Vranjanka (the title means "From Vranje," a town in southern Serbia, pronounced VRAHN-yahn-kah ) is loosely based on the traditional folksong Šano Dušo. The melody exists in two versions, one in 7/8 and one in 3/4. I have chosen the version in 7/8 and in doing so, have extended the melodic ideas of the original with new material.
The musical form of the piece is as follows: a fairly slow introductory section where the theme is only hinted at but never heard and a faster second section cast in a set of variations on the folksong. These are not variations in the traditional sense, with clearly marked beginnings and endings, but ongoing developments of the various melodic material in the folksong with original material 'growing out' along side.
The text for Vranjanka influenced the composition more often than not at an unconscious level, but it is included here for reference:
Sana, my soul, opens the door to me,
Open the door to me and I will give you coins.
My heart is burning for you, Sana.
Your fair face, Sana, is snow from the mountains,
Your forehead, Sana, is like moonlight.
That mouth of yours, Sana, like a deep red sunset,
That eye, my darling, makes me burn.
When night comes, marvellous Sana, I twist in sadness,
Your beauty, Sana, will not let me sleep.
|Danceries||RNCM Wind Orchestra/Rundell||CHANDOS 10409|
|Danceries||University of Calgary/Price||Arktos 200148 CD|
|Danceries||Showa Wind Symphony/Corporon||CAFUA CACG-0032|
|Diaghilev Dances||RNCM Wind Orchestra/Rundell||CHANDOS 10409|
|Diaghilev Dances||North Texas Wind/Corporon||KLAVIER 11144|
|Diaghilev Dances||University of Kentucky/Reynish||MARK MCD-4949|
|Infernal Ride||Birmingham Symphonic Winds/Allen||MARK 7221-MCD|
|Infernal Ride||University of st Thomas/George||INNOVA B001XJNZ40|
|Masque||Band of HM Royal Marines/Davies||DOYEN DOYCD191|
|Masque||North Texas Wind/Corporon||KLAVIER 11127|
|Masque||Tokyo Kosei Wind Orchestra||KOSEI KOCD-810|

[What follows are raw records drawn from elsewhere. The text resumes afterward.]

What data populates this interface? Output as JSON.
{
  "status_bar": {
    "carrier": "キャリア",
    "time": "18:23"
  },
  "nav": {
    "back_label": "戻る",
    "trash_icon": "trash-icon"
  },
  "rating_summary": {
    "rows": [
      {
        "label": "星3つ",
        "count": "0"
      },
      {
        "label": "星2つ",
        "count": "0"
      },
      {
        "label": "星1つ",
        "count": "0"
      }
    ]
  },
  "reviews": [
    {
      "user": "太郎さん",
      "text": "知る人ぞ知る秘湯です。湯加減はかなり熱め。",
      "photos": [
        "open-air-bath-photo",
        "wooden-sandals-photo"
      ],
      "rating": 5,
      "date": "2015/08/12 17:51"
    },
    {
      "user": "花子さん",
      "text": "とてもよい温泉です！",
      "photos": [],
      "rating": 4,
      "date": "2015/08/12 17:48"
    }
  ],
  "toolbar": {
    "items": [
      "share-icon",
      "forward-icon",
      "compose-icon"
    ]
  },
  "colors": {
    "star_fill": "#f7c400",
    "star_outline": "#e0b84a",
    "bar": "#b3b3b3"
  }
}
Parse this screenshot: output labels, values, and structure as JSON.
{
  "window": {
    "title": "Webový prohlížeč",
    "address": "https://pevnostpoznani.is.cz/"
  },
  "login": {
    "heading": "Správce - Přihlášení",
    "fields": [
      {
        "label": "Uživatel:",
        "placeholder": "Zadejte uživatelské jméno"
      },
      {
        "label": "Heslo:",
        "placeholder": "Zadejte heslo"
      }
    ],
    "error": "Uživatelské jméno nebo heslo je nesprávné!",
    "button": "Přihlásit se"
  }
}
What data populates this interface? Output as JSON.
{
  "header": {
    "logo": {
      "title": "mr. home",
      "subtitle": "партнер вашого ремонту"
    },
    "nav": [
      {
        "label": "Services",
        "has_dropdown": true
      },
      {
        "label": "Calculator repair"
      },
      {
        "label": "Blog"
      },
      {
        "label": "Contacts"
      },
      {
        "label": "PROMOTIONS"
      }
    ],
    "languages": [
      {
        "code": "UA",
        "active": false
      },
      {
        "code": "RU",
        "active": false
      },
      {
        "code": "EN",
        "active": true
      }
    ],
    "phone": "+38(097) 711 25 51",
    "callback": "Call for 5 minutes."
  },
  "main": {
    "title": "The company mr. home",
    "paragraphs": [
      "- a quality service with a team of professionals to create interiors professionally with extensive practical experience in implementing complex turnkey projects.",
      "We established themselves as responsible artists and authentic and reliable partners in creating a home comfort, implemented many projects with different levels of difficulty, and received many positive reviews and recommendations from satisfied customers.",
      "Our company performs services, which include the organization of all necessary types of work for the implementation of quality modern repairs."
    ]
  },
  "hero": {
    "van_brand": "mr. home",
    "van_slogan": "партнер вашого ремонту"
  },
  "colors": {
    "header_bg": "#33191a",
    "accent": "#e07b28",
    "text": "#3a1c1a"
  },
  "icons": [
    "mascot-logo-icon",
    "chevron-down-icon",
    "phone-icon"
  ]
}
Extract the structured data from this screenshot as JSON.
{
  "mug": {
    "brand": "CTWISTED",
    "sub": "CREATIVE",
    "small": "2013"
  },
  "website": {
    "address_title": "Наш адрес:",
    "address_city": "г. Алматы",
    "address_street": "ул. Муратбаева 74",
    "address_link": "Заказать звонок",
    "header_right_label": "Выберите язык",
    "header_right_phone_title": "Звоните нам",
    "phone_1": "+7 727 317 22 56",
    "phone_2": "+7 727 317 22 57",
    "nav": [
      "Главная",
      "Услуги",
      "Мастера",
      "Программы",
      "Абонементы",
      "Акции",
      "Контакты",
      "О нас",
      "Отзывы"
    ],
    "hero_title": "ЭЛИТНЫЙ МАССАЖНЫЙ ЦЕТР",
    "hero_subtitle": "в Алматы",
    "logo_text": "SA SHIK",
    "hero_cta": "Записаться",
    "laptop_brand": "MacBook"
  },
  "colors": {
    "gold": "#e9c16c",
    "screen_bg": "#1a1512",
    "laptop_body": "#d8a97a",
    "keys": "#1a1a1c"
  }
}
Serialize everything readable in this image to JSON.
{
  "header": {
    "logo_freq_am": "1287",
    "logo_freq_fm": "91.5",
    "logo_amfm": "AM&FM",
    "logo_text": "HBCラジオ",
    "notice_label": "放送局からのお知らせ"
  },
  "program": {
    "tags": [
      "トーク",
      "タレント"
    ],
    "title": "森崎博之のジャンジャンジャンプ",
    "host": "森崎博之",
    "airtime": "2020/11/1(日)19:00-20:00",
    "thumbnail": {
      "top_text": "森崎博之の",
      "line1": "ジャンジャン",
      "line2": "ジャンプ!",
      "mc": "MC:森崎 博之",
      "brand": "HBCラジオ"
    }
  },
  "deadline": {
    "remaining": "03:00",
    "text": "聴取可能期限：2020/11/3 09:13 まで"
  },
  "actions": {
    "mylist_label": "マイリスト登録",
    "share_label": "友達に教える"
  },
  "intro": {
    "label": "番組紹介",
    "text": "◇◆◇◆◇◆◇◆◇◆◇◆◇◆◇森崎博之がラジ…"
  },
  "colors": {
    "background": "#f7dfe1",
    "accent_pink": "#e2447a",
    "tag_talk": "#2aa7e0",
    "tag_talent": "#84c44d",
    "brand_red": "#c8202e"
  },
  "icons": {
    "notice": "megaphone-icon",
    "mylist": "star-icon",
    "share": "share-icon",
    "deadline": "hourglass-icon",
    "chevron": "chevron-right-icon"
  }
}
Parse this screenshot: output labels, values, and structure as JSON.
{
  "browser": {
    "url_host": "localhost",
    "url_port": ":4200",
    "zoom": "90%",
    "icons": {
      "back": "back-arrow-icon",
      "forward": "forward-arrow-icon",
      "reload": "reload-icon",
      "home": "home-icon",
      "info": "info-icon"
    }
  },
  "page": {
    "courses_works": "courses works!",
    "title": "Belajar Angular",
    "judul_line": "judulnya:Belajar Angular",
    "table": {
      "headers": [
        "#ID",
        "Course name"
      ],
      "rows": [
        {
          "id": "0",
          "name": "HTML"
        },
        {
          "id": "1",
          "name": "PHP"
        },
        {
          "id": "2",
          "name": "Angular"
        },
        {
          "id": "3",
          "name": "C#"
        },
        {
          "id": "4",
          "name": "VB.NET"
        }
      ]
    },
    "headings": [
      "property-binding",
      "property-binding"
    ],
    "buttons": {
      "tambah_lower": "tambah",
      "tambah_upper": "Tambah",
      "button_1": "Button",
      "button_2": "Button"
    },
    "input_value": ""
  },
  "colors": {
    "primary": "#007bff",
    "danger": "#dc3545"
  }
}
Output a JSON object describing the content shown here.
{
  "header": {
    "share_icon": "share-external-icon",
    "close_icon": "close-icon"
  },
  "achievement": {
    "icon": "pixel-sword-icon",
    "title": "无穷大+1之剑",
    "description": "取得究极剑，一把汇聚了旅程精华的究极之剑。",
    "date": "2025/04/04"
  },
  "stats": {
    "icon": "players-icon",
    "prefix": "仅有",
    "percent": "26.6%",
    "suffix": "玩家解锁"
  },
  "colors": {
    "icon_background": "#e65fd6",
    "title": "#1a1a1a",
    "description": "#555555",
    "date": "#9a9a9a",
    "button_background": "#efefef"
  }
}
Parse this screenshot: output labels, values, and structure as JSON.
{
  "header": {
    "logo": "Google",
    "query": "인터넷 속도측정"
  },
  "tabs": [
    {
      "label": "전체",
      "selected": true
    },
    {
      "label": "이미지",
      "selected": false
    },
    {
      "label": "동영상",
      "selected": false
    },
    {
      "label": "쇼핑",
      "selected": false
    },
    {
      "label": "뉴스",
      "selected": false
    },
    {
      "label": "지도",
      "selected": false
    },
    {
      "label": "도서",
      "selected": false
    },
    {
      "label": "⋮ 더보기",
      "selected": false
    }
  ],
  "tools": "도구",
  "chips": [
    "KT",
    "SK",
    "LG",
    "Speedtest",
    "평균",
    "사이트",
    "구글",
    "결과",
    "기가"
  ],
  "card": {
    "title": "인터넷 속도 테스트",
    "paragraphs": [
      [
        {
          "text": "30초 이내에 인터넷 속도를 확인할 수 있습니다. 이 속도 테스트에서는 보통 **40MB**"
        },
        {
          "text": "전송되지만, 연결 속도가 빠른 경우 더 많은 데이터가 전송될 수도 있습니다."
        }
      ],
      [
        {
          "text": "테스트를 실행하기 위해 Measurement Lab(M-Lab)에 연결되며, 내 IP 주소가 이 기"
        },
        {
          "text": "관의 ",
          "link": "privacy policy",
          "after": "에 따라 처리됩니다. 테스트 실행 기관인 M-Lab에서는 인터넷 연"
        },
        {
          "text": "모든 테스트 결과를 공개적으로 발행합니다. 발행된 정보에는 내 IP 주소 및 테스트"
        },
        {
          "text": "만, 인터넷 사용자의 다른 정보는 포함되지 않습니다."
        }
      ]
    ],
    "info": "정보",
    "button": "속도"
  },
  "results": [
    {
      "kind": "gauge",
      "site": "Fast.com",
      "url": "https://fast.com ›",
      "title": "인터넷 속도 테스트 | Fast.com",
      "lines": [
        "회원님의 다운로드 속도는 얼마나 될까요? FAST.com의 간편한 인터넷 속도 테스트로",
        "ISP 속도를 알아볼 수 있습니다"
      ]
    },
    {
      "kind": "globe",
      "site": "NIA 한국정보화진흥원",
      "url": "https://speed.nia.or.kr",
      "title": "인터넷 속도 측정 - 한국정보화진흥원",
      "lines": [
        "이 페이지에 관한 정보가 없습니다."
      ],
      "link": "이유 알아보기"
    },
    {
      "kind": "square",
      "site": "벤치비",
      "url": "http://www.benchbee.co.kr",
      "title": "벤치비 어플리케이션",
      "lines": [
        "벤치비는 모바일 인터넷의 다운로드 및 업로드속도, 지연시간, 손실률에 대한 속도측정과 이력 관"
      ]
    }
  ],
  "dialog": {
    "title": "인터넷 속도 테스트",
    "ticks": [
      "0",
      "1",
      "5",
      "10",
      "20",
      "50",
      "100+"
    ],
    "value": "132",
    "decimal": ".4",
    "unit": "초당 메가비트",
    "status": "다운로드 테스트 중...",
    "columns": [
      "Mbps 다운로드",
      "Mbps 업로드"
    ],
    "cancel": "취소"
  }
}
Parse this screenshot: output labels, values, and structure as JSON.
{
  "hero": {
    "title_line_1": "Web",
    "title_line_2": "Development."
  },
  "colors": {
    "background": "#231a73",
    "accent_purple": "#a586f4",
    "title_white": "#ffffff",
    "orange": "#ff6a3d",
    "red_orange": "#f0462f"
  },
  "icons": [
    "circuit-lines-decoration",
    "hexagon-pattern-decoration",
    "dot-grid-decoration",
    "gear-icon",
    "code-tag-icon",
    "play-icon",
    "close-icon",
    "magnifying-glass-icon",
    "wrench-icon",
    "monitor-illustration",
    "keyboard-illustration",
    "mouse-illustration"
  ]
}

|Masque||Indiana University Pensylvannia||KLAVIER 11184|
|Vranjanka||Irish Youth Wind/Reynish||MARK 8655-MCD|
|Vranjanka||Irish Youth Wind/Reynish||MARK 7211-MCD|